→ **About this task**: Reproduce exactly the lines from the line containing "Parse this screenshot: output" through the end of the records below, including both ends, and nothing else.

→ **Raw data**:
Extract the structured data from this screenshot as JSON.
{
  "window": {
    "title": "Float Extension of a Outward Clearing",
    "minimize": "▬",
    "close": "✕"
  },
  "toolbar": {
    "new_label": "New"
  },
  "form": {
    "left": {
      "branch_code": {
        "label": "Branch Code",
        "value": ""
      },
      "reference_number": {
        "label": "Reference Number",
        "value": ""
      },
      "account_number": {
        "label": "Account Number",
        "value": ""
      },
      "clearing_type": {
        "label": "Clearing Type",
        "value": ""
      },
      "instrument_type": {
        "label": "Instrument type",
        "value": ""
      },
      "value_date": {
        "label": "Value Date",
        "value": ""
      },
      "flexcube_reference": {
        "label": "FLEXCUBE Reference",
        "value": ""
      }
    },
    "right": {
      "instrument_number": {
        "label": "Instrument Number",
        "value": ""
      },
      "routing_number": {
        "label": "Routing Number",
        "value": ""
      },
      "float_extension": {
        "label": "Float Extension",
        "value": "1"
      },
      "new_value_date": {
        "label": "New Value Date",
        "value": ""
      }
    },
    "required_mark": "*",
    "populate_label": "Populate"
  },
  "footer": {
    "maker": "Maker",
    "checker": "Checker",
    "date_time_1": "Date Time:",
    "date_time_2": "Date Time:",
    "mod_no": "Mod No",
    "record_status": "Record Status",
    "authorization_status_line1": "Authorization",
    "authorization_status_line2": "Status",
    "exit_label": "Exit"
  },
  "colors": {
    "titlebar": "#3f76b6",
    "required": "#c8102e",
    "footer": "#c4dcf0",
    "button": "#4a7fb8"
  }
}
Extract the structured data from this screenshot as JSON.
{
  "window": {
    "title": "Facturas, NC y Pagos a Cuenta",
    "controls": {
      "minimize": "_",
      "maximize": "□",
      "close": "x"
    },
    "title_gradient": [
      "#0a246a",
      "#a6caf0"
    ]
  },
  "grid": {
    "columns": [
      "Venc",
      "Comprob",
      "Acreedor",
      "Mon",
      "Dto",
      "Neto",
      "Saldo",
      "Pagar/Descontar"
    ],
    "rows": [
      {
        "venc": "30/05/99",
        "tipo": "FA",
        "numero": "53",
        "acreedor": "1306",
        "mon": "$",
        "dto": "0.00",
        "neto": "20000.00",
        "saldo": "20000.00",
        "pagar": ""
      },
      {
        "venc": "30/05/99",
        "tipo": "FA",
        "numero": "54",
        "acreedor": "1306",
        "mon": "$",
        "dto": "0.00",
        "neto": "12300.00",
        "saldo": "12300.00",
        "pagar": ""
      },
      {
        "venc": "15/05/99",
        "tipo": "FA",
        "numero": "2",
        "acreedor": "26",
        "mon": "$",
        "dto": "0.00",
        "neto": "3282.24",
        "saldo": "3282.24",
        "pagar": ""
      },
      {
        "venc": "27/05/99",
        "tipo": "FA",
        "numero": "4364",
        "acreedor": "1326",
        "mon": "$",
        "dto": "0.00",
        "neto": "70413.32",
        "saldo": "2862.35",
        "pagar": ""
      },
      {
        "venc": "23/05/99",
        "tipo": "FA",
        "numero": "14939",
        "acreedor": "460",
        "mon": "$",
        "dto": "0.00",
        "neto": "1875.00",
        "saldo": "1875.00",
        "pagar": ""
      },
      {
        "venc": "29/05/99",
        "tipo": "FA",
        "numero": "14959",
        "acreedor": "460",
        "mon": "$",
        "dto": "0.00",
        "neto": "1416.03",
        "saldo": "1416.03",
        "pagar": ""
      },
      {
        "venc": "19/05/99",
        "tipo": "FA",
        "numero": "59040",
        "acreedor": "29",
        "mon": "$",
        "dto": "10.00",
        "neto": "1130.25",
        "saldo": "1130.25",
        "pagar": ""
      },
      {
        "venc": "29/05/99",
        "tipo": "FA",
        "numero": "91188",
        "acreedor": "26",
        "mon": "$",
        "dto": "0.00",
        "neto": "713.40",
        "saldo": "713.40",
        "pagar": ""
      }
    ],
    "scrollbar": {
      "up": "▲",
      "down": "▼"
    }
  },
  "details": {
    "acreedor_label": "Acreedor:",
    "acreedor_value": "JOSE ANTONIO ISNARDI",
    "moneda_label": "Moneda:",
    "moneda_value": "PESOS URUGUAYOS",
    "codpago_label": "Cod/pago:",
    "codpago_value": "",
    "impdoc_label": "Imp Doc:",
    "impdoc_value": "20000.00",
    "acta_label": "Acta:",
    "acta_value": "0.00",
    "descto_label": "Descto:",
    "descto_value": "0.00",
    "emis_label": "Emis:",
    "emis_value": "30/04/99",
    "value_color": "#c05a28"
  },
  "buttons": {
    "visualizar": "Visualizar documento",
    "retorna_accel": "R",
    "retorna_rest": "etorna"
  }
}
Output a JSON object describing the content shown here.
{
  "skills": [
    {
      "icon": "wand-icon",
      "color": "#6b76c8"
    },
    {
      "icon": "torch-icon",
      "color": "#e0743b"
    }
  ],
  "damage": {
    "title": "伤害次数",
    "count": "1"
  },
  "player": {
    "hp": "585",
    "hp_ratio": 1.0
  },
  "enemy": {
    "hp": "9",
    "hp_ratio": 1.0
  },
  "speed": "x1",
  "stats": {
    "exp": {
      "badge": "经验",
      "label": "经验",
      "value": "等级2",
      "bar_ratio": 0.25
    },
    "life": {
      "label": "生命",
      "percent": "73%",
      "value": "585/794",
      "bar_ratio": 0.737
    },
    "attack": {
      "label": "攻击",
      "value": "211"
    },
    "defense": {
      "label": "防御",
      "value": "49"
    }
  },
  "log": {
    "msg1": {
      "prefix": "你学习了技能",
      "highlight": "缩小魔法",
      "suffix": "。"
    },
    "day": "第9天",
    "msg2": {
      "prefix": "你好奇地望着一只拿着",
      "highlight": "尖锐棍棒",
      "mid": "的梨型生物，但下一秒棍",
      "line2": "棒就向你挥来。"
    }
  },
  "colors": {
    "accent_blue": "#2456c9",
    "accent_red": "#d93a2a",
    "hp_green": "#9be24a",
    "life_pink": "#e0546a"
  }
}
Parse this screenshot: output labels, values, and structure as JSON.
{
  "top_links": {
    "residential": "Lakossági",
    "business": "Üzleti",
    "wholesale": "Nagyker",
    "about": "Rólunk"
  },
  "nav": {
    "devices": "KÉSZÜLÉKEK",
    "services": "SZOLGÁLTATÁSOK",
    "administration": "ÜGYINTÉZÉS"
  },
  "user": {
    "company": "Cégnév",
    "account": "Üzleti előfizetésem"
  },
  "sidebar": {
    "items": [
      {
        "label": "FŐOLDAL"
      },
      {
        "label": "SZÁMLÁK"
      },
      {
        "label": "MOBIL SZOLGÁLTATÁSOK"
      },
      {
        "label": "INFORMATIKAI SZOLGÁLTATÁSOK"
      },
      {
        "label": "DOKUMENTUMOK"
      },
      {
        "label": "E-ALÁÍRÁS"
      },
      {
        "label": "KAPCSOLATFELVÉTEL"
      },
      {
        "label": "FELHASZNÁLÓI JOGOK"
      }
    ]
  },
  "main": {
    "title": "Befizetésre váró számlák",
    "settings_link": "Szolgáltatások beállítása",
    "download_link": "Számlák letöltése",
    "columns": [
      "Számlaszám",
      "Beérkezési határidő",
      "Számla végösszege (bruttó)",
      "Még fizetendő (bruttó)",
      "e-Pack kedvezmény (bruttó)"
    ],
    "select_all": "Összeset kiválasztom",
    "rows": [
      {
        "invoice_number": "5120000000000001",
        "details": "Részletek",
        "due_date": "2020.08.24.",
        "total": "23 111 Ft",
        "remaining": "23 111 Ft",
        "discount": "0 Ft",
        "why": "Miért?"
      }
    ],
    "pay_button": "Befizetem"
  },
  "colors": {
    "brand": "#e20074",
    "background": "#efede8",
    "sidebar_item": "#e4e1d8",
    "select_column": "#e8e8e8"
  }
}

→ **Exercise output**:
Parse this screenshot: output labels, values, and structure as JSON.
{
  "top_links": {
    "residential": "Lakossági",
    "business": "Üzleti",
    "wholesale": "Nagyker",
    "about": "Rólunk"
  },
  "nav": {
    "devices": "KÉSZÜLÉKEK",
    "services": "SZOLGÁLTATÁSOK",
    "administration": "ÜGYINTÉZÉS"
  },
  "user": {
    "company": "Cégnév",
    "account": "Üzleti előfizetésem"
  },
  "sidebar": {
    "items": [
      {
        "label": "FŐOLDAL"
      },
      {
        "label": "SZÁMLÁK"
      },
      {
        "label": "MOBIL SZOLGÁLTATÁSOK"
      },
      {
        "label": "INFORMATIKAI SZOLGÁLTATÁSOK"
      },
      {
        "label": "DOKUMENTUMOK"
      },
      {
        "label": "E-ALÁÍRÁS"
      },
      {
        "label": "KAPCSOLATFELVÉTEL"
      },
      {
        "label": "FELHASZNÁLÓI JOGOK"
      }
    ]
  },
  "main": {
    "title": "Befizetésre váró számlák",
    "settings_link": "Szolgáltatások beállítása",
    "download_link": "Számlák letöltése",
    "columns": [
      "Számlaszám",
      "Beérkezési határidő",
      "Számla végösszege (bruttó)",
      "Még fizetendő (bruttó)",
      "e-Pack kedvezmény (bruttó)"
    ],
    "select_all": "Összeset kiválasztom",
    "rows": [
      {
        "invoice_number": "5120000000000001",
        "details": "Részletek",
        "due_date": "2020.08.24.",
        "total": "23 111 Ft",
        "remaining": "23 111 Ft",
        "discount": "0 Ft",
        "why": "Miért?"
      }
    ],
    "pay_button": "Befizetem"
  },
  "colors": {
    "brand": "#e20074",
    "background": "#efede8",
    "sidebar_item": "#e4e1d8",
    "select_column": "#e8e8e8"
  }
}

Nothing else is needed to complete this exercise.